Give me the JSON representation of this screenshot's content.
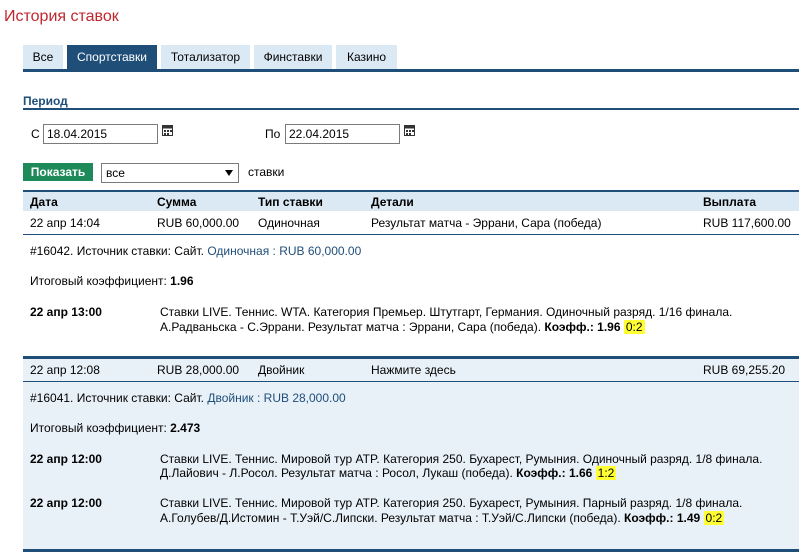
{
  "page_title": "История ставок",
  "tabs": [
    {
      "label": "Все"
    },
    {
      "label": "Спортставки"
    },
    {
      "label": "Тотализатор"
    },
    {
      "label": "Финставки"
    },
    {
      "label": "Казино"
    }
  ],
  "period": {
    "title": "Период",
    "from_label": "С",
    "from_value": "18.04.2015",
    "to_label": "По",
    "to_value": "22.04.2015"
  },
  "filter": {
    "show_button": "Показать",
    "select_value": "все",
    "select_suffix": "ставки"
  },
  "table": {
    "headers": [
      "Дата",
      "Сумма",
      "Тип ставки",
      "Детали",
      "Выплата"
    ],
    "bets": [
      {
        "date": "22 апр 14:04",
        "amount": "RUB 60,000.00",
        "type": "Одиночная",
        "details": "Результат матча - Эррани, Сара (победа)",
        "payout": "RUB 117,600.00",
        "source_prefix": "#16042. Источник ставки: Сайт.",
        "source_link": "Одиночная : RUB 60,000.00",
        "total_coef_label": "Итоговый коэффициент:",
        "total_coef": "1.96",
        "events": [
          {
            "time": "22 апр 13:00",
            "line1": "Ставки LIVE. Теннис. WTA. Категория Премьер. Штутгарт, Германия. Одиночный разряд. 1/16 финала.",
            "line2": "А.Радваньска - С.Эррани. Результат матча : Эррани, Сара (победа).",
            "coef_label": "Коэфф.:",
            "coef": "1.96",
            "score": "0:2"
          }
        ]
      },
      {
        "date": "22 апр 12:08",
        "amount": "RUB 28,000.00",
        "type": "Двойник",
        "details": "Нажмите здесь",
        "payout": "RUB 69,255.20",
        "source_prefix": "#16041. Источник ставки: Сайт.",
        "source_link": "Двойник : RUB 28,000.00",
        "total_coef_label": "Итоговый коэффициент:",
        "total_coef": "2.473",
        "events": [
          {
            "time": "22 апр 12:00",
            "line1": "Ставки LIVE. Теннис. Мировой тур ATP. Категория 250. Бухарест, Румыния. Одиночный разряд. 1/8 финала.",
            "line2": "Д.Лайович - Л.Росол. Результат матча : Росол, Лукаш (победа).",
            "coef_label": "Коэфф.:",
            "coef": "1.66",
            "score": "1:2"
          },
          {
            "time": "22 апр 12:00",
            "line1": "Ставки LIVE. Теннис. Мировой тур ATP. Категория 250. Бухарест, Румыния. Парный разряд. 1/8 финала.",
            "line2": "А.Голубев/Д.Истомин - Т.Уэй/С.Липски. Результат матча : Т.Уэй/С.Липски (победа).",
            "coef_label": "Коэфф.:",
            "coef": "1.49",
            "score": "0:2"
          }
        ]
      }
    ]
  },
  "colors": {
    "title_red": "#c0272d",
    "navy": "#1f4e79",
    "light_blue": "#dbe9f4",
    "green_button": "#1e8a5a",
    "highlight": "#ffff33"
  }
}
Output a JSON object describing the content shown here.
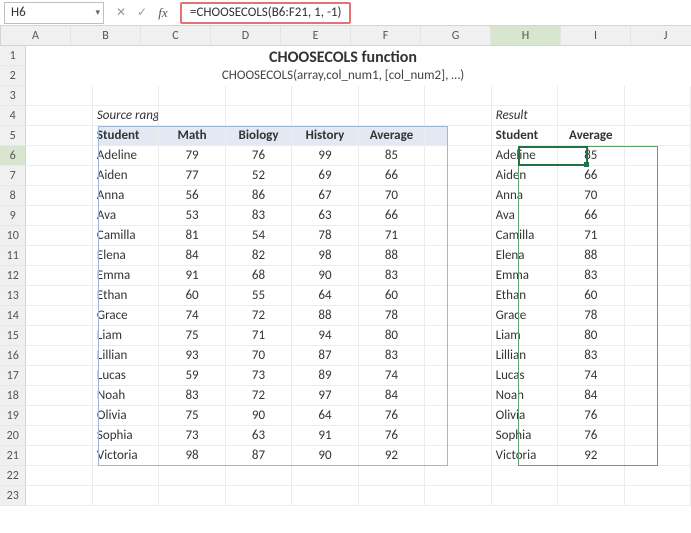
{
  "name_box": "H6",
  "formula": "=CHOOSECOLS(B6:F21, 1, -1)",
  "columns": [
    "A",
    "B",
    "C",
    "D",
    "E",
    "F",
    "G",
    "H",
    "I",
    "J"
  ],
  "active_col_index": 7,
  "active_row": 6,
  "title": "CHOOSECOLS function",
  "subtitle": "CHOOSECOLS(array,col_num1, [col_num2], …)",
  "source_label": "Source range",
  "result_label": "Result",
  "source_headers": [
    "Student",
    "Math",
    "Biology",
    "History",
    "Average"
  ],
  "result_headers": [
    "Student",
    "Average"
  ],
  "rows": [
    {
      "student": "Adeline",
      "math": "79",
      "biology": "76",
      "history": "99",
      "avg": "85"
    },
    {
      "student": "Aiden",
      "math": "77",
      "biology": "52",
      "history": "69",
      "avg": "66"
    },
    {
      "student": "Anna",
      "math": "56",
      "biology": "86",
      "history": "67",
      "avg": "70"
    },
    {
      "student": "Ava",
      "math": "53",
      "biology": "83",
      "history": "63",
      "avg": "66"
    },
    {
      "student": "Camilla",
      "math": "81",
      "biology": "54",
      "history": "78",
      "avg": "71"
    },
    {
      "student": "Elena",
      "math": "84",
      "biology": "82",
      "history": "98",
      "avg": "88"
    },
    {
      "student": "Emma",
      "math": "91",
      "biology": "68",
      "history": "90",
      "avg": "83"
    },
    {
      "student": "Ethan",
      "math": "60",
      "biology": "55",
      "history": "64",
      "avg": "60"
    },
    {
      "student": "Grace",
      "math": "74",
      "biology": "72",
      "history": "88",
      "avg": "78"
    },
    {
      "student": "Liam",
      "math": "75",
      "biology": "71",
      "history": "94",
      "avg": "80"
    },
    {
      "student": "Lillian",
      "math": "93",
      "biology": "70",
      "history": "87",
      "avg": "83"
    },
    {
      "student": "Lucas",
      "math": "59",
      "biology": "73",
      "history": "89",
      "avg": "74"
    },
    {
      "student": "Noah",
      "math": "83",
      "biology": "72",
      "history": "97",
      "avg": "84"
    },
    {
      "student": "Olivia",
      "math": "75",
      "biology": "90",
      "history": "64",
      "avg": "76"
    },
    {
      "student": "Sophia",
      "math": "73",
      "biology": "63",
      "history": "91",
      "avg": "76"
    },
    {
      "student": "Victoria",
      "math": "98",
      "biology": "87",
      "history": "90",
      "avg": "92"
    }
  ],
  "chart_data": {
    "type": "table",
    "title": "CHOOSECOLS function",
    "columns": [
      "Student",
      "Math",
      "Biology",
      "History",
      "Average"
    ],
    "data": [
      [
        "Adeline",
        79,
        76,
        99,
        85
      ],
      [
        "Aiden",
        77,
        52,
        69,
        66
      ],
      [
        "Anna",
        56,
        86,
        67,
        70
      ],
      [
        "Ava",
        53,
        83,
        63,
        66
      ],
      [
        "Camilla",
        81,
        54,
        78,
        71
      ],
      [
        "Elena",
        84,
        82,
        98,
        88
      ],
      [
        "Emma",
        91,
        68,
        90,
        83
      ],
      [
        "Ethan",
        60,
        55,
        64,
        60
      ],
      [
        "Grace",
        74,
        72,
        88,
        78
      ],
      [
        "Liam",
        75,
        71,
        94,
        80
      ],
      [
        "Lillian",
        93,
        70,
        87,
        83
      ],
      [
        "Lucas",
        59,
        73,
        89,
        74
      ],
      [
        "Noah",
        83,
        72,
        97,
        84
      ],
      [
        "Olivia",
        75,
        90,
        64,
        76
      ],
      [
        "Sophia",
        73,
        63,
        91,
        76
      ],
      [
        "Victoria",
        98,
        87,
        90,
        92
      ]
    ],
    "result_columns": [
      "Student",
      "Average"
    ]
  }
}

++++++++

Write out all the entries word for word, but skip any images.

OUTPUT BELOW
Give me the JSON representation of this screenshot's content.
{
  "page_title": "История ставок",
  "tabs": [
    {
      "label": "Все"
    },
    {
      "label": "Спортставки"
    },
    {
      "label": "Тотализатор"
    },
    {
      "label": "Финставки"
    },
    {
      "label": "Казино"
    }
  ],
  "period": {
    "title": "Период",
    "from_label": "С",
    "from_value": "18.04.2015",
    "to_label": "По",
    "to_value": "22.04.2015"
  },
  "filter": {
    "show_button": "Показать",
    "select_value": "все",
    "select_suffix": "ставки"
  },
  "table": {
    "headers": [
      "Дата",
      "Сумма",
      "Тип ставки",
      "Детали",
      "Выплата"
    ],
    "bets": [
      {
        "date": "22 апр 14:04",
        "amount": "RUB 60,000.00",
        "type": "Одиночная",
        "details": "Результат матча - Эррани, Сара (победа)",
        "payout": "RUB 117,600.00",
        "source_prefix": "#16042. Источник ставки: Сайт.",
        "source_link": "Одиночная : RUB 60,000.00",
        "total_coef_label": "Итоговый коэффициент:",
        "total_coef": "1.96",
        "events": [
          {
            "time": "22 апр 13:00",
            "line1": "Ставки LIVE. Теннис. WTA. Категория Премьер. Штутгарт, Германия. Одиночный разряд. 1/16 финала.",
            "line2": "А.Радваньска - С.Эррани. Результат матча : Эррани, Сара (победа).",
            "coef_label": "Коэфф.:",
            "coef": "1.96",
            "score": "0:2"
          }
        ]
      },
      {
        "date": "22 апр 12:08",
        "amount": "RUB 28,000.00",
        "type": "Двойник",
        "details": "Нажмите здесь",
        "payout": "RUB 69,255.20",
        "source_prefix": "#16041. Источник ставки: Сайт.",
        "source_link": "Двойник : RUB 28,000.00",
        "total_coef_label": "Итоговый коэффициент:",
        "total_coef": "2.473",
        "events": [
          {
            "time": "22 апр 12:00",
            "line1": "Ставки LIVE. Теннис. Мировой тур ATP. Категория 250. Бухарест, Румыния. Одиночный разряд. 1/8 финала.",
            "line2": "Д.Лайович - Л.Росол. Результат матча : Росол, Лукаш (победа).",
            "coef_label": "Коэфф.:",
            "coef": "1.66",
            "score": "1:2"
          },
          {
            "time": "22 апр 12:00",
            "line1": "Ставки LIVE. Теннис. Мировой тур ATP. Категория 250. Бухарест, Румыния. Парный разряд. 1/8 финала.",
            "line2": "А.Голубев/Д.Истомин - Т.Уэй/С.Липски. Результат матча : Т.Уэй/С.Липски (победа).",
            "coef_label": "Коэфф.:",
            "coef": "1.49",
            "score": "0:2"
          }
        ]
      }
    ]
  },
  "colors": {
    "title_red": "#c0272d",
    "navy": "#1f4e79",
    "light_blue": "#dbe9f4",
    "green_button": "#1e8a5a",
    "highlight": "#ffff33"
  }
}
Output a JSON object describing the content shown here.
{
  "name_box": "H6",
  "formula": "=CHOOSECOLS(B6:F21, 1, -1)",
  "columns": [
    "A",
    "B",
    "C",
    "D",
    "E",
    "F",
    "G",
    "H",
    "I",
    "J"
  ],
  "active_col_index": 7,
  "active_row": 6,
  "title": "CHOOSECOLS function",
  "subtitle": "CHOOSECOLS(array,col_num1, [col_num2], …)",
  "source_label": "Source range",
  "result_label": "Result",
  "source_headers": [
    "Student",
    "Math",
    "Biology",
    "History",
    "Average"
  ],
  "result_headers": [
    "Student",
    "Average"
  ],
  "rows": [
    {
      "student": "Adeline",
      "math": "79",
      "biology": "76",
      "history": "99",
      "avg": "85"
    },
    {
      "student": "Aiden",
      "math": "77",
      "biology": "52",
      "history": "69",
      "avg": "66"
    },
    {
      "student": "Anna",
      "math": "56",
      "biology": "86",
      "history": "67",
      "avg": "70"
    },
    {
      "student": "Ava",
      "math": "53",
      "biology": "83",
      "history": "63",
      "avg": "66"
    },
    {
      "student": "Camilla",
      "math": "81",
      "biology": "54",
      "history": "78",
      "avg": "71"
    },
    {
      "student": "Elena",
      "math": "84",
      "biology": "82",
      "history": "98",
      "avg": "88"
    },
    {
      "student": "Emma",
      "math": "91",
      "biology": "68",
      "history": "90",
      "avg": "83"
    },
    {
      "student": "Ethan",
      "math": "60",
      "biology": "55",
      "history": "64",
      "avg": "60"
    },
    {
      "student": "Grace",
      "math": "74",
      "biology": "72",
      "history": "88",
      "avg": "78"
    },
    {
      "student": "Liam",
      "math": "75",
      "biology": "71",
      "history": "94",
      "avg": "80"
    },
    {
      "student": "Lillian",
      "math": "93",
      "biology": "70",
      "history": "87",
      "avg": "83"
    },
    {
      "student": "Lucas",
      "math": "59",
      "biology": "73",
      "history": "89",
      "avg": "74"
    },
    {
      "student": "Noah",
      "math": "83",
      "biology": "72",
      "history": "97",
      "avg": "84"
    },
    {
      "student": "Olivia",
      "math": "75",
      "biology": "90",
      "history": "64",
      "avg": "76"
    },
    {
      "student": "Sophia",
      "math": "73",
      "biology": "63",
      "history": "91",
      "avg": "76"
    },
    {
      "student": "Victoria",
      "math": "98",
      "biology": "87",
      "history": "90",
      "avg": "92"
    }
  ],
  "chart_data": {
    "type": "table",
    "title": "CHOOSECOLS function",
    "columns": [
      "Student",
      "Math",
      "Biology",
      "History",
      "Average"
    ],
    "data": [
      [
        "Adeline",
        79,
        76,
        99,
        85
      ],
      [
        "Aiden",
        77,
        52,
        69,
        66
      ],
      [
        "Anna",
        56,
        86,
        67,
        70
      ],
      [
        "Ava",
        53,
        83,
        63,
        66
      ],
      [
        "Camilla",
        81,
        54,
        78,
        71
      ],
      [
        "Elena",
        84,
        82,
        98,
        88
      ],
      [
        "Emma",
        91,
        68,
        90,
        83
      ],
      [
        "Ethan",
        60,
        55,
        64,
        60
      ],
      [
        "Grace",
        74,
        72,
        88,
        78
      ],
      [
        "Liam",
        75,
        71,
        94,
        80
      ],
      [
        "Lillian",
        93,
        70,
        87,
        83
      ],
      [
        "Lucas",
        59,
        73,
        89,
        74
      ],
      [
        "Noah",
        83,
        72,
        97,
        84
      ],
      [
        "Olivia",
        75,
        90,
        64,
        76
      ],
      [
        "Sophia",
        73,
        63,
        91,
        76
      ],
      [
        "Victoria",
        98,
        87,
        90,
        92
      ]
    ],
    "result_columns": [
      "Student",
      "Average"
    ]
  }
}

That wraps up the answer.